When: Tuesday – Sunday 10 am – 7 pm. Closed on Monday

Ticket: free entrance

Things to eat in Bologna


The Bologna gastronomic fame dates back to the Middle Ages, when students and professors from all over the world needed an enrichment of food culture. Bolognese cuisine, like the one of Emilia in general, is varied and abundant. Besides the famous tortelli, still hand-made by pasta makers and served in broth, pasta and pork meat are the main characters of the boards. Some typical dishes are created thanks to the many combinations of these two elements.

Among these typical dishes there is the sauce, prepared with mixed pork meat, veal and beef; tagliatelle , prepared with flour and eggs; lasagne, seasoned with alternate layers of meat sauce, bechamel sauce and parmesan cheese; Bolognese cutlet, covered with cheese and a slice of ham. Also from porkmeat  is made the mortadella, a typical salami which is used to fill the ravioli, but also a froth that can be used as ingredient for sandwiches and croutons. Among the desserts, there’s the famous Certosino cake: it is a Christmas cake made with honey, almonds, candied fruit, pine nuts, butter, raisins, cinnamon and dark chocolate.
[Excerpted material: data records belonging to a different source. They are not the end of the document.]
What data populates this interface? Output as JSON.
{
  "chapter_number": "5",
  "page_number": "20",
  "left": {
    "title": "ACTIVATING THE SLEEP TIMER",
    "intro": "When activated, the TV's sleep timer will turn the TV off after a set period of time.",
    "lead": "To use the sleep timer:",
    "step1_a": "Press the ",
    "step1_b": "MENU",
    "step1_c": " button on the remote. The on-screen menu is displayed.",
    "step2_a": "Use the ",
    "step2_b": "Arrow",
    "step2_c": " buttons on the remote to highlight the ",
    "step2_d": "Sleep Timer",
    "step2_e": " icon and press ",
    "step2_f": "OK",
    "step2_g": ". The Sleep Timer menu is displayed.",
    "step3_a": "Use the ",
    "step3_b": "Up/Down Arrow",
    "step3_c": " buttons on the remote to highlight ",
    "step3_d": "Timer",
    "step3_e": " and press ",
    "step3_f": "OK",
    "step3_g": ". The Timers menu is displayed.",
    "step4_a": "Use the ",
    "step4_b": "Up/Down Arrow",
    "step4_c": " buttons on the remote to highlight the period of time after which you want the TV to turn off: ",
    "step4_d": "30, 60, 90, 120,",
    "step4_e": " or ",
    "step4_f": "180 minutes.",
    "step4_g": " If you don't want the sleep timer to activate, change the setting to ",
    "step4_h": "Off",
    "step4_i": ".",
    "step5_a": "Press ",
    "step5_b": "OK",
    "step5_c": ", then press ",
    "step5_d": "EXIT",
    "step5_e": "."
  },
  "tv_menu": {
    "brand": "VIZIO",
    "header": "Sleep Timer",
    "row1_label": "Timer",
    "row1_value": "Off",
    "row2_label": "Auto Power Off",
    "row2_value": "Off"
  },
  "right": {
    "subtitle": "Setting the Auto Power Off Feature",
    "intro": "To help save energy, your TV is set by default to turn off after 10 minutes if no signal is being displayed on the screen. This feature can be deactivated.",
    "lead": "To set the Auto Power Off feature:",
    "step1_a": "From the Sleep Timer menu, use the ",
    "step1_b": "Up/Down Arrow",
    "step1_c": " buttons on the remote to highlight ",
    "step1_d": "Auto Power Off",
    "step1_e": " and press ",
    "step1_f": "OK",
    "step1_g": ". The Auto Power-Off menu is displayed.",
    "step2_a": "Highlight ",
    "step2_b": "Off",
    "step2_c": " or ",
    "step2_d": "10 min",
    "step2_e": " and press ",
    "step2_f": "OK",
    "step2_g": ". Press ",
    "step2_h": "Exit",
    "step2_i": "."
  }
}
Where to sleep in Bologna


A constant presence of students, professors, businessmen and tourists make it difficult to find a cheap  place, especially in high season. But you don’t have to be worried about it, Bologna has an excellent accommodation capacity of hotels, B&Bs and apartments.

Hotels of the city centre are the most expensive, but don’t choose them if you want to get there by car: Bologna has a very wide restricted traffic zone and there are fines for unauthorized access. Just outside the centre or near the station there are small hotels and B&Bs where you can find typical hospitality and friendliness of Bologna. Hotel prices start at 50 Euros per night in 3 star hotel.

If you are looking for a hotel in Bologna, we suggest you to choose among those offered by Booking.com. There are about 2000 hotels with prices, pictures  and comments of guests already stayed there. Go to Booking.com